Fresh off his previous outing, Ford’s latest adventure finds Jane living in the quaint town of Brakeston, managing her Flyleaf Bookstore with her best friend, Lucy. For the past few months (following the attack by an undead and very angry Charlotte Bronte), handsome Lord Byron has been teaching Jane how to use her supernatural powers.
On the cusp of marriage to Walter, immortal Jane is being pushed by Byron into a world of “glamoring” and “invisibility" even when she's reluctant to assume the mantle. Jane must also deal with the Austen-themed tours organized by irritating Beverly Shrop and her group of "romance addicted minions." Thank god Jane's latest novel,
Constance, has finally been published and she can rely on the support of her editor, Kelly Littlejohn.
At least for now, no one else - apart from Lucy - knows her true identity. Further complicating matters is the arrival in Brackson of a production crew to film the movie
adaptation of Constance. Irritated that the crew possess little or next to no knowledge of culture and literature, Jane is appalled to discover several changes have been made to the script without her consent.
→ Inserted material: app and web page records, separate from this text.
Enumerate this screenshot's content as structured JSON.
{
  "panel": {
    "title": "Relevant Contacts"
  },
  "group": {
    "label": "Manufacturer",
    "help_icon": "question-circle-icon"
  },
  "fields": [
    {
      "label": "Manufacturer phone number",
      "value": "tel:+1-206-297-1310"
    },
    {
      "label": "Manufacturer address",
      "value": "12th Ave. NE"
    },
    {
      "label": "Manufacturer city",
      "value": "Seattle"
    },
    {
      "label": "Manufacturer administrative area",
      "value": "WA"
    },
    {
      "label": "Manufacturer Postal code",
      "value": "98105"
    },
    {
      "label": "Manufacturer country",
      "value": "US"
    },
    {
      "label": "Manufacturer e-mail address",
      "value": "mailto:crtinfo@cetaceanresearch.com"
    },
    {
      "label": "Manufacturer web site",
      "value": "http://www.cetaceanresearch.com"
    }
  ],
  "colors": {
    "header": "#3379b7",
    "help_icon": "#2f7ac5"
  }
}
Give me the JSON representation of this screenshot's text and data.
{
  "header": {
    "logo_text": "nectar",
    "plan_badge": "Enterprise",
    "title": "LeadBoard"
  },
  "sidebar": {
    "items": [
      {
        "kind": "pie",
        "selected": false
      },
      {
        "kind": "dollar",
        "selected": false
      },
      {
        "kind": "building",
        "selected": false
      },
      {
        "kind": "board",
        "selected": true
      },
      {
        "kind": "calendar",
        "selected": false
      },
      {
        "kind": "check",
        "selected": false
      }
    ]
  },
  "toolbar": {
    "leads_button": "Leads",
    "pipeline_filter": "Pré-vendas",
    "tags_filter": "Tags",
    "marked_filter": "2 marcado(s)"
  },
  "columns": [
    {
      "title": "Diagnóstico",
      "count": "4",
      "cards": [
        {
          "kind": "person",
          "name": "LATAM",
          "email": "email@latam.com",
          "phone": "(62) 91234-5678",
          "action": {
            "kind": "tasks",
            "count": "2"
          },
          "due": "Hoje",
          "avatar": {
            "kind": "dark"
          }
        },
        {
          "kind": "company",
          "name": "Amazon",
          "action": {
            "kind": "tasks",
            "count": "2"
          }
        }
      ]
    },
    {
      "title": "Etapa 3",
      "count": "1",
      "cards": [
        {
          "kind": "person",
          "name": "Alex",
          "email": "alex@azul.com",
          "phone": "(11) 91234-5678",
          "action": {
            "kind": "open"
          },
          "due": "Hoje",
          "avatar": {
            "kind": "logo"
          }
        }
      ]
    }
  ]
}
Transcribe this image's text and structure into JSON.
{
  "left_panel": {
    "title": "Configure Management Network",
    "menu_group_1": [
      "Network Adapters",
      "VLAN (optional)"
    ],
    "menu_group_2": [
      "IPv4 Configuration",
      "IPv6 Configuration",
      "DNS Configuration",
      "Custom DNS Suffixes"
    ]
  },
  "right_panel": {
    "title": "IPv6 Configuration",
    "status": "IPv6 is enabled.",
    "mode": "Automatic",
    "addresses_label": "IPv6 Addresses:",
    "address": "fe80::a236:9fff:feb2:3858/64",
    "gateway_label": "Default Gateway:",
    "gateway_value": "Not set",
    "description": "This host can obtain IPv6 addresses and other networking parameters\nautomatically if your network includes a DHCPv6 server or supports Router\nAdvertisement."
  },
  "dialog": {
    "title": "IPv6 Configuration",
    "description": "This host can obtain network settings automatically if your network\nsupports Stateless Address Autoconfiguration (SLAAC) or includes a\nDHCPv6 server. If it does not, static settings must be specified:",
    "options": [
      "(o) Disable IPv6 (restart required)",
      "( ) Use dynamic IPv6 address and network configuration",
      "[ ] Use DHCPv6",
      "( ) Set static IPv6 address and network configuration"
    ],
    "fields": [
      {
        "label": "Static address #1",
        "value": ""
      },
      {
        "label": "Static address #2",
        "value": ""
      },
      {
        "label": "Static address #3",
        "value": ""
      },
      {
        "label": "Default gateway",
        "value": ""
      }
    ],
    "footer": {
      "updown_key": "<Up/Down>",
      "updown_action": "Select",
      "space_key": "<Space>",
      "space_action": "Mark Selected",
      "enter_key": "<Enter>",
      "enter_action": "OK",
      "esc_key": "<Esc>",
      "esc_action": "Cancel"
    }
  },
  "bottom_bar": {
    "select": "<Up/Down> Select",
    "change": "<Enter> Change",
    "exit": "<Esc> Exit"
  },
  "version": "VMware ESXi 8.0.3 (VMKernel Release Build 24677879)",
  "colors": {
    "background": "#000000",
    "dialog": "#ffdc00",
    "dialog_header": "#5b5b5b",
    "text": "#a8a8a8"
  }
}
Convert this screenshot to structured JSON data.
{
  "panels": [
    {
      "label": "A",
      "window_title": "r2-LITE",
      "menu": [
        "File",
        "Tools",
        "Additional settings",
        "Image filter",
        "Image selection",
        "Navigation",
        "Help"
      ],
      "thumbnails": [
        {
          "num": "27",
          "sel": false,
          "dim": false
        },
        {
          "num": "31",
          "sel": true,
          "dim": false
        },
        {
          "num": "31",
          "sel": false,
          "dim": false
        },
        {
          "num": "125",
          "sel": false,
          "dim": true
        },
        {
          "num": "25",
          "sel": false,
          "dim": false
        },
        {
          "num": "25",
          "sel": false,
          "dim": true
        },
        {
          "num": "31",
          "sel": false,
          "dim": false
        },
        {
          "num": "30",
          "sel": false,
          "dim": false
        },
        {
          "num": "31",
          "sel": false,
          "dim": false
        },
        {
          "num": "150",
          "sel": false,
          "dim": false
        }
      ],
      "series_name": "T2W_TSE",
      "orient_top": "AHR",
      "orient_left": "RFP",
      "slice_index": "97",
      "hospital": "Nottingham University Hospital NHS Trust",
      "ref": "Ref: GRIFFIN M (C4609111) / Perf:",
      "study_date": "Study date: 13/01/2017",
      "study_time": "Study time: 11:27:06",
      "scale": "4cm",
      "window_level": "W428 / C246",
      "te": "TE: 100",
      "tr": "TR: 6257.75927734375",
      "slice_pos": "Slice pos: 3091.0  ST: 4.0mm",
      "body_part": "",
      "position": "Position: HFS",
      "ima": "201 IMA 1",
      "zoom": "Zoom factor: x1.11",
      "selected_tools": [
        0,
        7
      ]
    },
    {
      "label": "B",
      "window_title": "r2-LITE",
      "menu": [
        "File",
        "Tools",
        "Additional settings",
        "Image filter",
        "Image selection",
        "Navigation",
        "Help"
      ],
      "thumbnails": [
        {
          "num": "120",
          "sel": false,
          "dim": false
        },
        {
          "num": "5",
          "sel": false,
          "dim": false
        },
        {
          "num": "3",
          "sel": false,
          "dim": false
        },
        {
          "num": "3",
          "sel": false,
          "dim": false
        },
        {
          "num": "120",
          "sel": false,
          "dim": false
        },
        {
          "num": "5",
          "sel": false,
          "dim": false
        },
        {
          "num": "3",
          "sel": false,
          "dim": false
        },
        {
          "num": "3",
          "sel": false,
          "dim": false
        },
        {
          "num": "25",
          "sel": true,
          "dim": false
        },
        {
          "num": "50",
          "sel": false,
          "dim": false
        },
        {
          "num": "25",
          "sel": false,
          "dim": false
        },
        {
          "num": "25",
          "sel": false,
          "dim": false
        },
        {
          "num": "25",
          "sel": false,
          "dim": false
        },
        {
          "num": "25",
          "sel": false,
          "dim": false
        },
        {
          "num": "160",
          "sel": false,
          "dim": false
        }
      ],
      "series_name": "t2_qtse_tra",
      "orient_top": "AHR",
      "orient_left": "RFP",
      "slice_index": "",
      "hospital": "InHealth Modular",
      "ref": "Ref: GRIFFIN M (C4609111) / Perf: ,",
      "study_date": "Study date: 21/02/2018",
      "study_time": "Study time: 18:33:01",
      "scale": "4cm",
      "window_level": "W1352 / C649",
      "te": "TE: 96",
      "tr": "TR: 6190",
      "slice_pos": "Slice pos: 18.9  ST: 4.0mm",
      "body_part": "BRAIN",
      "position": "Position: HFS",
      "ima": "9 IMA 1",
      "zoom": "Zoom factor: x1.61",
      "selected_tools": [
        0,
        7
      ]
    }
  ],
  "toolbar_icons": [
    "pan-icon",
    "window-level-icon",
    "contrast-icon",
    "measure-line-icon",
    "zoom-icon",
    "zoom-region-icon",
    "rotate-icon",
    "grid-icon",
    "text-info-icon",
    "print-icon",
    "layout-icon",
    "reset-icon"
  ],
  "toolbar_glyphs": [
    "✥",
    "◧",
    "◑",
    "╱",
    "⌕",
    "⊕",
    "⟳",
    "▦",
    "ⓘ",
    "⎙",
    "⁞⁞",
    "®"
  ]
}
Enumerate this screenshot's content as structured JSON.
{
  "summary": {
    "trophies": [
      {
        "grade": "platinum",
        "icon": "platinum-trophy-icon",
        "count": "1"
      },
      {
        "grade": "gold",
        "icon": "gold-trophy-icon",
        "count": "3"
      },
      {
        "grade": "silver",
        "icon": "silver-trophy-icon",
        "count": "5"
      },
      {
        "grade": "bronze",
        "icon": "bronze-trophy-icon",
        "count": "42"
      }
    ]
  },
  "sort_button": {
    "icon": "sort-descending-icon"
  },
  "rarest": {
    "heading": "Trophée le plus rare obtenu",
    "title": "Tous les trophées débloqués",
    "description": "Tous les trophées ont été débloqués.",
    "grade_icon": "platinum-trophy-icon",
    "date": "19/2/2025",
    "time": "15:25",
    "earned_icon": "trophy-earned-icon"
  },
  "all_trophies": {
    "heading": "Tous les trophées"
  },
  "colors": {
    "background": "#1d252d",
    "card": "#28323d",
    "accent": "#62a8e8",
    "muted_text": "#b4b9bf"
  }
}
Feeling hijacked by all sides, Jane has yet to tell Walter she’s a vampire, a situation that is becoming more difficult to excuse. Although Walter is still the current focus of Jane’s affection, he's suspicious of the dashing Lord Byron,
a man he knows Jane was once involved with. Walter knows that Constance is a love letter to Byron and that the story was colored by the poet’s "infamous melancholy."
An anxious Jane knows she must eventually place aside her immortal needs in favor of the practical weight of love. When Miriam, Walter’s officious mother, arrives, she brings
in tow all of the demands of being Jewish, along with a strangely mysterious three-legged dog. Her cold, unfriendly and oppressive countenance sets Jane on edge.
This woman will do whatever it takes to prevent Jane from marrying her precious son.
Walter stumbles in a mix of weariness and resignation while Jane decides what to do about Miriam’s strange connection to Beverly Shrop. Added to the mix is Chloe, a pop star turned Hollywood actress whose stormy demands
disrupt the filming of Constance. Not to be left out is the group of legendary vampire hunters lurking beneath the surface of Brakeston, hiding their evil intent under a cloak of affability.
Save the occasionally silly scene (a croquet game that doesn’t quite work), the novel is a fitting sequel to
Jane Bites Back. Filled with sly humor and fast-paced quips, this delightful romp sees Jane and Byron solving an unexpected murder while an old adversary makes a startling comeback.
In a tale that unfolds with panache and elan, Ford's Jane is as lovely and as ladylike as ever, her vital spirit a perfect reflection of literary heroine chic.